VIDOT IS READY TO LEARN THE ROPES
DANIEL Vidot is determined to be a bigger hit in America than NFL convert Jarryd Hayne after convincing professional wrestling bosses he has a future in the WWE.
Vidot yesterday quit the Broncos to sign a two-year deal with British club Salford, but the 113kg hulk eventually hopes to conquer the US by becoming a WWE star.
The former Broncos winger returned to Australia last week after being offered a trial by American talent scouts at the WWE high-performance centre in Florida.
Vidot was given a crash course in wrestling moves and bosses were so impressed with his size and athleticism he has been offered a rookie contract to join the WWE ranks.
The 25-year-old will not formally sign until he completes his stint in Salford, but has the backing of wrestling chiefs to fulfil his league commitments before chasing his WWE dream.
“Jarryd Hayne has shown you can make it in America and that’s my goal,” said Vidot, who will head to Salford in the next fortnight with partner Madelyn Burke.
“It would be a dream come true to make it in the WWE, it would be a massive achievement, but there is a lot of responsibility and sacrifices I would have to make.
“It (an approach from the WWE) was something I didn’t expect. I got a call out of nowhere, but the trial over there went really well and they were really happy with me.
“My big journey has only just started.”
Vidot will be 27 when his Salford deal expires.
He said he will touch down in America at the perfect age to launch his WWE career.
The Samoan international’s rookie deal will be worth around $100,000 a year, but there are millions to be made – John Cena and The Undertaker earn more than $2 million annually as the WWE’s big guns.
“The WWE guys said most wrestlers don’t start until their late 20s, so time is on my side,” he said.
“I told them I am not finished with football yet and they were very understanding with that.
‘‘I’ll do my time with Salford and eventually make my trip to the States to become a professional wrestler. “I learnt a few moves. ‘‘I did some rolls around the ring and got the feel of it.
‘‘The actual ring and ropes are harder than you think.
‘‘I got a sore back doing some drills and the blisters on my back from hitting the ropes were so bad I was bleeding for a couple of days.

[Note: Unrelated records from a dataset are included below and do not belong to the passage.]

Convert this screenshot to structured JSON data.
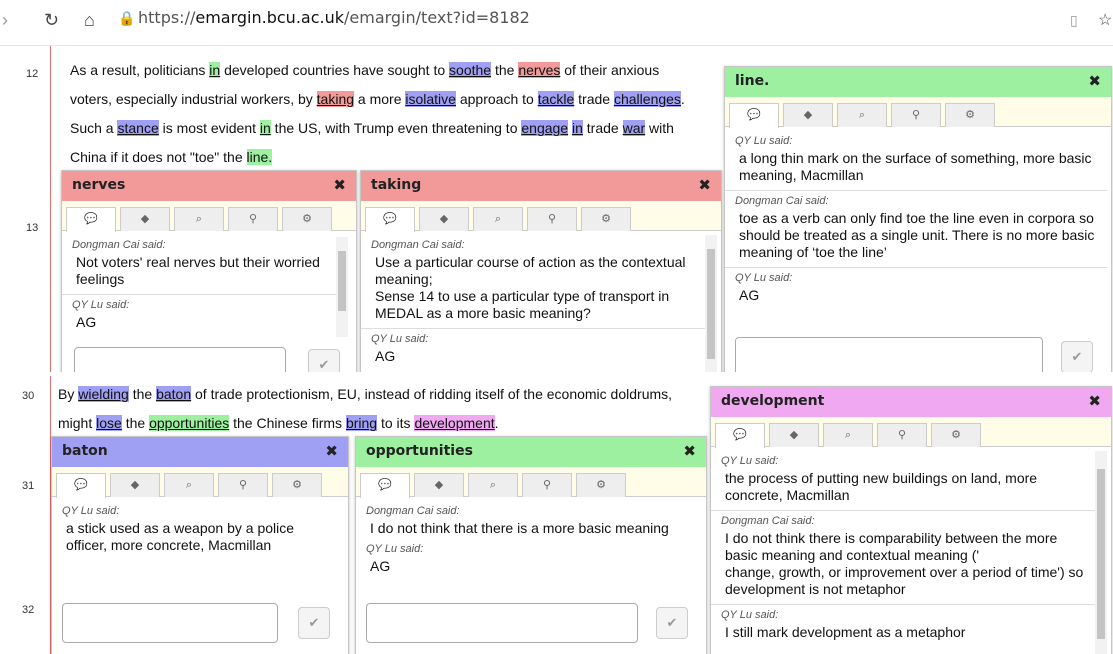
{
  "browser": {
    "url_prefix": "https://",
    "url_host": "emargin.bcu.ac.uk",
    "url_path": "/emargin/text?id=8182"
  },
  "top": {
    "line_numbers": [
      "12",
      "13"
    ],
    "para": {
      "l1": [
        "As a result, politicians ",
        "in",
        " developed countries have sought to ",
        "soothe",
        " the ",
        "nerves",
        " of their anxious"
      ],
      "l2": [
        "voters, especially industrial workers, by ",
        "taking",
        " a more ",
        "isolative",
        " approach to ",
        "tackle",
        " trade ",
        "challenges",
        "."
      ],
      "l3": [
        "Such a ",
        "stance",
        " is most evident ",
        "in",
        " the US, with Trump even threatening to ",
        "engage",
        " ",
        "in",
        " trade ",
        "war",
        " with"
      ],
      "l4": [
        "China if it does not \"toe\" the ",
        "line."
      ]
    }
  },
  "bottom": {
    "line_numbers": [
      "30",
      "31",
      "32"
    ],
    "para": {
      "l1": [
        "By ",
        "wielding",
        " the ",
        "baton",
        " of trade protectionism, EU, instead of ridding itself of the economic doldrums,"
      ],
      "l2": [
        "might ",
        "lose",
        " the ",
        "opportunities",
        " the Chinese firms ",
        "bring",
        " to its ",
        "development",
        "."
      ]
    }
  },
  "cards": {
    "nerves": {
      "title": "nerves",
      "c1_who": "Dongman Cai said:",
      "c1_text": "Not voters' real nerves but their worried feelings",
      "c2_who": "QY Lu said:",
      "c2_text": "AG"
    },
    "taking": {
      "title": "taking",
      "c1_who": "Dongman Cai said:",
      "c1_text": "Use a particular course of action as the contextual meaning;",
      "c1_text2": "Sense 14 to use a particular type of transport in MEDAL as a more basic meaning?",
      "c2_who": "QY Lu said:",
      "c2_text": "AG"
    },
    "line": {
      "title": "line.",
      "c1_who": "QY Lu said:",
      "c1_text": "a long thin mark on the surface of something, more basic meaning, Macmillan",
      "c2_who": "Dongman Cai said:",
      "c2_text": "toe as a verb can only find toe the line even in corpora so should be treated as a single unit. There is no more basic meaning of ‘toe the line’",
      "c3_who": "QY Lu said:",
      "c3_text": "AG"
    },
    "development": {
      "title": "development",
      "c1_who": "QY Lu said:",
      "c1_text": "the process of putting new buildings on land, more concrete, Macmillan",
      "c2_who": "Dongman Cai said:",
      "c2_text": "I do not think there is comparability between the more basic meaning and contextual meaning ('",
      "c2_text2": "change, growth, or improvement over a period of time') so development is not metaphor",
      "c3_who": "QY Lu said:",
      "c3_text": "I still mark development as a metaphor"
    },
    "baton": {
      "title": "baton",
      "c1_who": "QY Lu said:",
      "c1_text": "a stick used as a weapon by a police officer, more concrete, Macmillan"
    },
    "opportunities": {
      "title": "opportunities",
      "c1_who": "Dongman Cai said:",
      "c1_text": "I do not think that there is a more basic meaning",
      "c2_who": "QY Lu said:",
      "c2_text": "AG"
    }
  },
  "colors": {
    "red": "#f29a9a",
    "blue": "#9f9ff3",
    "green": "#9cf0a0",
    "pink": "#f0a8f0"
  },
  "icons": {
    "tabs": [
      "comment-icon",
      "tag-icon",
      "search-icon",
      "link-icon",
      "settings-icon"
    ],
    "ok": "check-icon",
    "close": "close-icon"
  }
}
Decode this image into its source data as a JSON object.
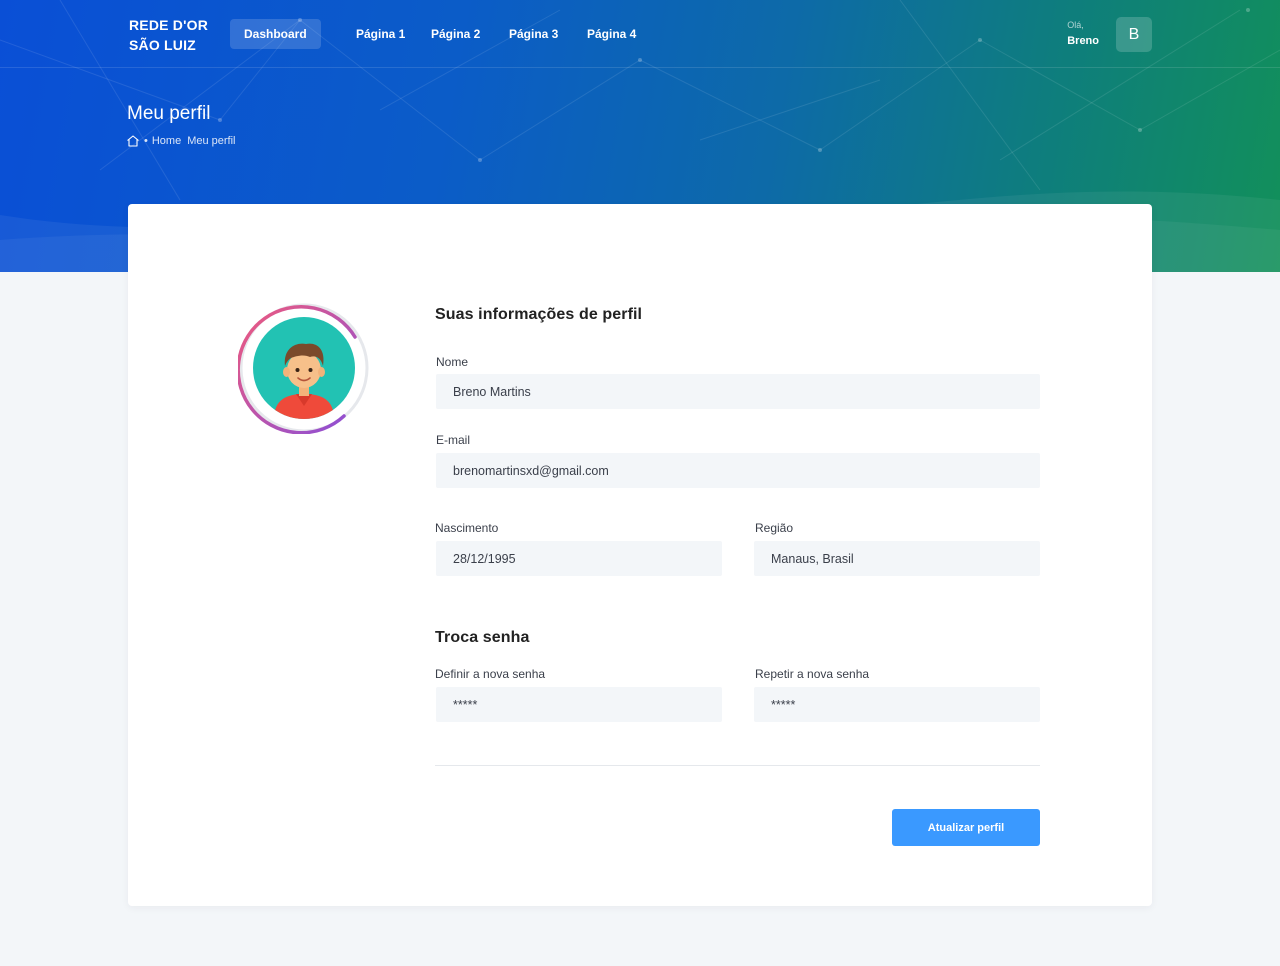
{
  "brand": {
    "logo_line1": "REDE D'OR",
    "logo_line2": "SÃO LUIZ"
  },
  "nav": {
    "items": [
      {
        "label": "Dashboard",
        "active": true
      },
      {
        "label": "Página 1"
      },
      {
        "label": "Página 2"
      },
      {
        "label": "Página 3"
      },
      {
        "label": "Página 4"
      }
    ]
  },
  "user": {
    "greeting": "Olá,",
    "name": "Breno",
    "initial": "B"
  },
  "header": {
    "title": "Meu perfil",
    "breadcrumb_separator": "•",
    "breadcrumb_home": "Home",
    "breadcrumb_current": "Meu perfil"
  },
  "profile": {
    "section_title": "Suas informações de perfil",
    "name_label": "Nome",
    "name_value": "Breno Martins",
    "email_label": "E-mail",
    "email_value": "brenomartinsxd@gmail.com",
    "birth_label": "Nascimento",
    "birth_value": "28/12/1995",
    "region_label": "Região",
    "region_value": "Manaus, Brasil"
  },
  "password": {
    "section_title": "Troca  senha",
    "new_label": "Definir a nova senha",
    "new_value": "*****",
    "repeat_label": "Repetir a nova senha",
    "repeat_value": "*****"
  },
  "actions": {
    "submit_label": "Atualizar perfil"
  },
  "colors": {
    "banner_start": "#0a4fd6",
    "banner_end": "#12905a",
    "primary_button": "#3a99ff",
    "input_bg": "#f3f6f9",
    "ring_start": "#e8578a",
    "ring_end": "#8a4fd8",
    "avatar_bg": "#22c2b3"
  }
}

“It’s a long process, but it’s nothing new to me being a professional NRL player.
‘‘It’s a huge challenge, but I like taking on challenges.”